▶ _Required work_
Tally how many lines in the data below include "subject", then please reply with only that figure.

Start of Entries provided

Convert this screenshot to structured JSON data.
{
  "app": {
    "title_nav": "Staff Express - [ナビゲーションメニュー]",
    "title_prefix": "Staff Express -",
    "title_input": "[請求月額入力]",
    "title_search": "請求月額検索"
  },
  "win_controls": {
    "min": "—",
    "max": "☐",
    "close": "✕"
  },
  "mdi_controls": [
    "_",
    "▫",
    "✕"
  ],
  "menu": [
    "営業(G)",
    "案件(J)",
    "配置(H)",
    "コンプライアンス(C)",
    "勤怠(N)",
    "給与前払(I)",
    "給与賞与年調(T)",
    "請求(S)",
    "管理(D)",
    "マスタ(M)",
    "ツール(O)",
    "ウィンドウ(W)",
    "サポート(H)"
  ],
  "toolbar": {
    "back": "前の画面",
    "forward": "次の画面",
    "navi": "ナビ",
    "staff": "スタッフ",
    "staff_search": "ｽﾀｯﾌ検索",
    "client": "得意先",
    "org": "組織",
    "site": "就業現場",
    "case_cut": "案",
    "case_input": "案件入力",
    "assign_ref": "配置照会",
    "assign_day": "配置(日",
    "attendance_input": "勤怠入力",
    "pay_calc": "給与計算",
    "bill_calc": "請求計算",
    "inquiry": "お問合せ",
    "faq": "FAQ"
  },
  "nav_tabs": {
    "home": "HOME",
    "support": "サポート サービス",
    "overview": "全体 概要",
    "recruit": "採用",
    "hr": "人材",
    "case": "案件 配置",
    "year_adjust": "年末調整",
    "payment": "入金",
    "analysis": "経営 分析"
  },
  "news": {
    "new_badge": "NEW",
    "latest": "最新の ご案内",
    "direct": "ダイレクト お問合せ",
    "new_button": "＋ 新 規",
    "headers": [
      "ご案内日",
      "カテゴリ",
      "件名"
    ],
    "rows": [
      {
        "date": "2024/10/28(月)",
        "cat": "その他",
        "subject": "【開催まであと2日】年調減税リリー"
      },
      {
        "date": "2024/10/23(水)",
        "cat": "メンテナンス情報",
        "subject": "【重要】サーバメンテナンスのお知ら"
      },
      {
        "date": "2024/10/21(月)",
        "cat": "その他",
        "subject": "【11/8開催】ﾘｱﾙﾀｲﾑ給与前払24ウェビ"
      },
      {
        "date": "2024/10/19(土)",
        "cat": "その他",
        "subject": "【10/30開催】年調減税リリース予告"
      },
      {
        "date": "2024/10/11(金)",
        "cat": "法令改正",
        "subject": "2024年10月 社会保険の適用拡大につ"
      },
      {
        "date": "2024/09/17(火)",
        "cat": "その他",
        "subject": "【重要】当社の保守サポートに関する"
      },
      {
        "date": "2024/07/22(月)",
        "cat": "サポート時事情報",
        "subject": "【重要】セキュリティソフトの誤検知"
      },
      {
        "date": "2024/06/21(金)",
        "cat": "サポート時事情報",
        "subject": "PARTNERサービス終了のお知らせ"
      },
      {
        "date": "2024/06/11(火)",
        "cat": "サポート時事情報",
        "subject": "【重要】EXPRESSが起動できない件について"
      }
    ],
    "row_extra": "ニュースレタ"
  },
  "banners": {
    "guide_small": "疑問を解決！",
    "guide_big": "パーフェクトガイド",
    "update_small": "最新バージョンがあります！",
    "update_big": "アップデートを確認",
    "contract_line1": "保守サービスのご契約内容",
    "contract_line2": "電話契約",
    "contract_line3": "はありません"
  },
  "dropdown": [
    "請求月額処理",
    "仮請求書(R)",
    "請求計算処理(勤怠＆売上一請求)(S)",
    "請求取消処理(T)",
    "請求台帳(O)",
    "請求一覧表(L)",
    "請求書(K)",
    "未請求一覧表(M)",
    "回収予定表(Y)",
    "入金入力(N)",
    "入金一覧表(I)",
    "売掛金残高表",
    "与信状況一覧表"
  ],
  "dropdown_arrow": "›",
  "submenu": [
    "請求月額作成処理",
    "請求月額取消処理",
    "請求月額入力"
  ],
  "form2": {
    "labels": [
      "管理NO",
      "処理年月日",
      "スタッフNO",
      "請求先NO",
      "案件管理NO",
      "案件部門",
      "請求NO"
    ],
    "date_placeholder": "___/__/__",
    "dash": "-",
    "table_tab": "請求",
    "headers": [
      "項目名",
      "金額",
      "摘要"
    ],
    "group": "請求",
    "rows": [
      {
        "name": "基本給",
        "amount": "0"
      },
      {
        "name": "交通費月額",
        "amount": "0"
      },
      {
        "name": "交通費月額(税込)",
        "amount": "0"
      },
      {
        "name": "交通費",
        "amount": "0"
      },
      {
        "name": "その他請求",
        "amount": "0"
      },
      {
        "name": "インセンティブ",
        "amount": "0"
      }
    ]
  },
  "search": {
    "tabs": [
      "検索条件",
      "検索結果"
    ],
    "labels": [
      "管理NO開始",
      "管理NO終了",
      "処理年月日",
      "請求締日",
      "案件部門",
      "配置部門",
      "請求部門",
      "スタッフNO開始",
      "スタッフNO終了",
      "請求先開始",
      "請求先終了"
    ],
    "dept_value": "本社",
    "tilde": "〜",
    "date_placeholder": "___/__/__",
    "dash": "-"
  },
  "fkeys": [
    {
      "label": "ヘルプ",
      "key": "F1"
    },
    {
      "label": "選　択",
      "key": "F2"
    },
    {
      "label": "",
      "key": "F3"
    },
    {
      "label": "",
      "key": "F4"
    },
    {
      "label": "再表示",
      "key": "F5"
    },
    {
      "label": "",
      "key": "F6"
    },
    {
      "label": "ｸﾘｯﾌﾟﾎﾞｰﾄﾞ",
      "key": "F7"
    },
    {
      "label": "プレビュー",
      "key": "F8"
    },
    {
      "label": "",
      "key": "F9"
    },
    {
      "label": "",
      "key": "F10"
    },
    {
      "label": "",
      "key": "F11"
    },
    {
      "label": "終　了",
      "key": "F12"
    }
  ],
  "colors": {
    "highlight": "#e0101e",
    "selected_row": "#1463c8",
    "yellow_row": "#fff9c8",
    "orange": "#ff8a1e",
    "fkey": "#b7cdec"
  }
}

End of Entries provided

▶ _Response_
9